Environment Forum

Chinese solar player Yingli looks to score at World Cup

February 4, 2010

worldcupChinese solar power companies have shone amid the downturn in the solar industry,  converting their low cost advantage into bigger market share and profits.

Gaze into clean technology’s crystal ball for 2010

December 1, 2009

Clean technology investors who have suffered through 2009 can find cheer in a new report by the Cleantech Group that gives its top ten predictions for 2010.

Cloudy days for green stocks

September 2, 2009

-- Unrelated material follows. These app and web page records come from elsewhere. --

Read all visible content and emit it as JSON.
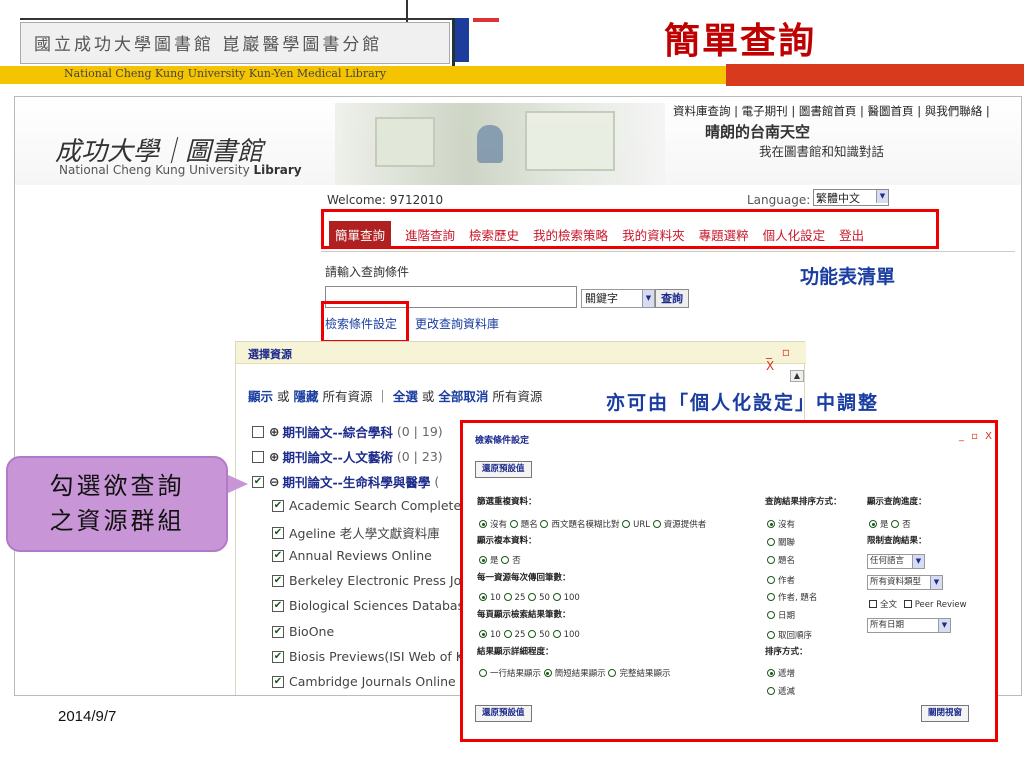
{
  "slide": {
    "header_text": "國立成功大學圖書館 崑巖醫學圖書分館",
    "header_en": "National Cheng Kung University Kun-Yen Medical Library",
    "title": "簡單查詢",
    "date": "2014/9/7"
  },
  "library": {
    "logo_script": "成功大學｜圖書館",
    "logo_sub_prefix": "National Cheng Kung University ",
    "logo_sub_bold": "Library",
    "top_links": "資料庫查詢 | 電子期刊 | 圖書館首頁 | 醫圖首頁 | 與我們聯絡 |",
    "slogan1": "晴朗的台南天空",
    "slogan2": "我在圖書館和知識對話",
    "welcome": "Welcome: 9712010",
    "language_label": "Language:",
    "language_value": "繁體中文",
    "menu": [
      "簡單查詢",
      "進階查詢",
      "檢索歷史",
      "我的檢索策略",
      "我的資料夾",
      "專題選粹",
      "個人化設定",
      "登出"
    ],
    "search_label": "請輸入查詢條件",
    "search_value": "",
    "field_select": "關鍵字",
    "search_button": "查詢",
    "search_settings_link": "檢索條件設定",
    "change_db_link": "更改查詢資料庫"
  },
  "resource_panel": {
    "title": "選擇資源",
    "controls": "_ ▫ X",
    "toolbar": {
      "show": "顯示",
      "or1": " 或 ",
      "hide": "隱藏",
      "all1": " 所有資源 ｜ ",
      "select_all": "全選",
      "or2": " 或 ",
      "deselect_all": "全部取消",
      "all2": " 所有資源"
    },
    "groups": [
      {
        "symbol": "⊕",
        "label": "期刊論文--綜合學科",
        "count": "(0 | 19)",
        "checked": false
      },
      {
        "symbol": "⊕",
        "label": "期刊論文--人文藝術",
        "count": "(0 | 23)",
        "checked": false
      },
      {
        "symbol": "⊖",
        "label": "期刊論文--生命科學與醫學",
        "count": "(",
        "checked": true
      }
    ],
    "items": [
      "Academic Search Complete |",
      "Ageline 老人學文獻資料庫",
      "Annual Reviews Online",
      "Berkeley Electronic Press Jo",
      "Biological Sciences Databas",
      "BioOne",
      "Biosis Previews(ISI Web of K",
      "Cambridge Journals Online"
    ]
  },
  "callouts": {
    "menu": "功能表清單",
    "adjust": "亦可由「個人化設定」中調整",
    "group_line1": "勾選欲查詢",
    "group_line2": "之資源群組"
  },
  "settings_dialog": {
    "title": "檢索條件設定",
    "controls": "_ ▫ X",
    "restore_default_top": "還原預設值",
    "dedupe_label": "篩選重複資料：",
    "dedupe_options": [
      "沒有",
      "題名",
      "西文題名模糊比對",
      "URL",
      "資源提供者"
    ],
    "show_copy_label": "顯示複本資料：",
    "show_copy_options": [
      "是",
      "否"
    ],
    "per_source_label": "每一資源每次傳回筆數：",
    "per_source_options": [
      "10",
      "25",
      "50",
      "100"
    ],
    "per_page_label": "每頁顯示檢索結果筆數：",
    "per_page_options": [
      "10",
      "25",
      "50",
      "100"
    ],
    "detail_label": "結果顯示詳細程度：",
    "detail_options": [
      "一行結果顯示",
      "簡短結果顯示",
      "完整結果顯示"
    ],
    "sort_label": "查詢結果排序方式：",
    "sort_options": [
      "沒有",
      "關聯",
      "題名",
      "作者",
      "作者, 題名",
      "日期",
      "取回順序"
    ],
    "order_label": "排序方式：",
    "order_options": [
      "遞增",
      "遞減"
    ],
    "progress_label": "顯示查詢進度：",
    "progress_options": [
      "是",
      "否"
    ],
    "limit_label": "限制查詢結果：",
    "limit_language": "任何語言",
    "limit_type": "所有資料類型",
    "fulltext": "全文",
    "peer_review": "Peer Review",
    "limit_date": "所有日期",
    "restore_default_bottom": "還原預設值",
    "close_window": "關閉視窗"
  }
}
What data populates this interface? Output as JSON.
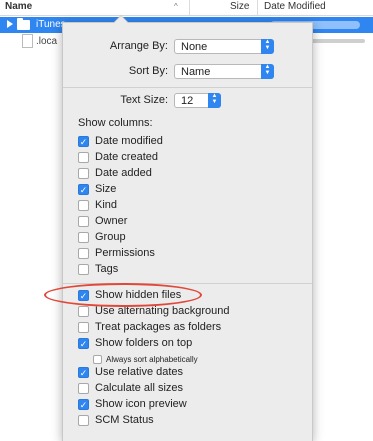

The federal stimulus bill hasn’t been a ticket to prosperity for clean energy investors.According to Environment America, a federation of state-based, citizen-funded environmental advocacy organizations, over 4 percent of the $787 billion dollar stimulus package passed in February was ear-marked for clean energy projects.Yet the Reuters Business of Green Index, a basket of 14 green stocks, has fared poorly over the last three months, down over 20 percent against the S&P 500 Index.Why isn’t the stimulus bill, which appears to be helping many stocks, not having the desired effect in the greentech and clean energy sectors?”What happens in Washington for the time being is nowhere near as relevant as you might think,” said Raymond James analyst Pavel Molchanov.He notes that green stocks are heavily dependent on the solar industry, 90 percent of which is outside the United States:”Even though there is a large array of clean tech stocks to invest in, the most attractive green stocks and the certainly the largest ones are in the solar stage. And solar has been doing quite poorly because there is quite simply an overcapacity in the global solar industry.”That has put pressure on prices, margins and earnings. Not surprisingly, solar stocks have fared poorly.Suntech Power Holdings, one of the 14 green companies selected by Reuters, had lost 13 percent of it’s value in August when it reported second quarter earnings. Shares of China’s Yingli Green Energy and U.S. panel maker SunPower Corp were down about 17 percent, and First Solar‘s stock was down nearly 15 percent in the same period.Not all of the news is cloudy, but Molchanov says it’s not time to put away the umbrella just yet.”The good news is that sentiment has gotten so negative that it probably doesn’t take much for it to start improving and expectations for earnings are generally pretty low. So that’s helping, but the overcapacity in the market is not going away in the foreseeable future.”